Exercise prompt -
Leaving out only the pictures, write out all the entries exactly.
─── Data extracts ───
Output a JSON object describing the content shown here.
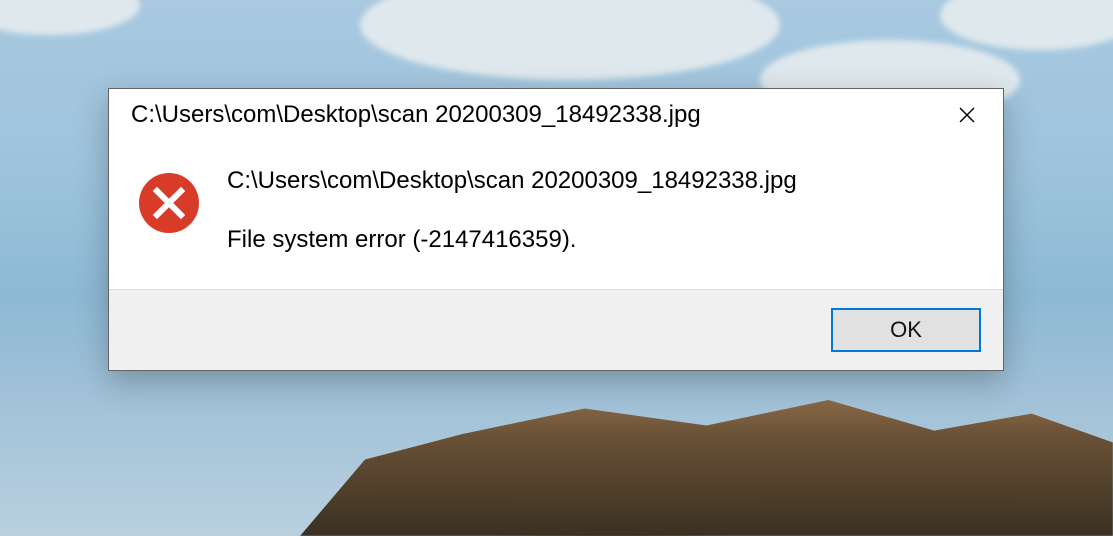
{
  "dialog": {
    "title": "C:\\Users\\com\\Desktop\\scan 20200309_18492338.jpg",
    "message_path": "C:\\Users\\com\\Desktop\\scan 20200309_18492338.jpg",
    "message_error": "File system error (-2147416359).",
    "ok_label": "OK"
  }
}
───
Reply -
Output a JSON object describing the content shown here.
{
  "dialog": {
    "title": "C:\\Users\\com\\Desktop\\scan 20200309_18492338.jpg",
    "message_path": "C:\\Users\\com\\Desktop\\scan 20200309_18492338.jpg",
    "message_error": "File system error (-2147416359).",
    "ok_label": "OK"
  }
}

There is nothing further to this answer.